___ RECORDS FOR THIS TASK ___
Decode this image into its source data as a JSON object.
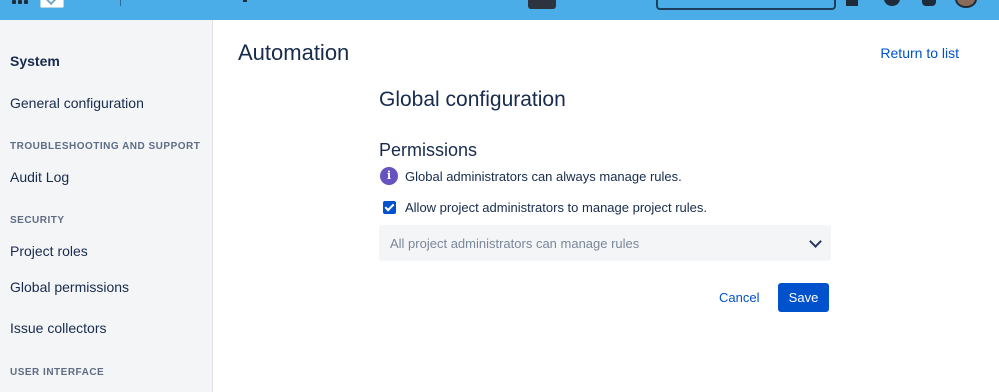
{
  "topbar": {
    "icons": [
      "apps-icon",
      "logo-icon",
      "bell-icon",
      "help-icon",
      "gear-icon",
      "avatar"
    ]
  },
  "sidebar": {
    "title": "System",
    "general": "General configuration",
    "troubleshooting_header": "TROUBLESHOOTING AND SUPPORT",
    "audit_log": "Audit Log",
    "security_header": "SECURITY",
    "project_roles": "Project roles",
    "global_permissions": "Global permissions",
    "issue_collectors": "Issue collectors",
    "ui_header": "USER INTERFACE"
  },
  "main": {
    "title": "Automation",
    "return_link": "Return to list",
    "section_title": "Global configuration",
    "permissions_title": "Permissions",
    "info_icon_glyph": "i",
    "info_text": "Global administrators can always manage rules.",
    "checkbox_checked": true,
    "checkbox_label": "Allow project administrators to manage project rules.",
    "select_value": "All project administrators can manage rules",
    "cancel_label": "Cancel",
    "save_label": "Save"
  },
  "colors": {
    "topbar": "#4bade8",
    "primary": "#0052cc",
    "info": "#6554c0",
    "sidebar_bg": "#f4f5f7"
  }
}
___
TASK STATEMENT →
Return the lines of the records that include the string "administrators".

ANSWER SECTION →
    "info_text": "Global administrators can always manage rules.",
    "checkbox_label": "Allow project administrators to manage project rules.",
    "select_value": "All project administrators can manage rules",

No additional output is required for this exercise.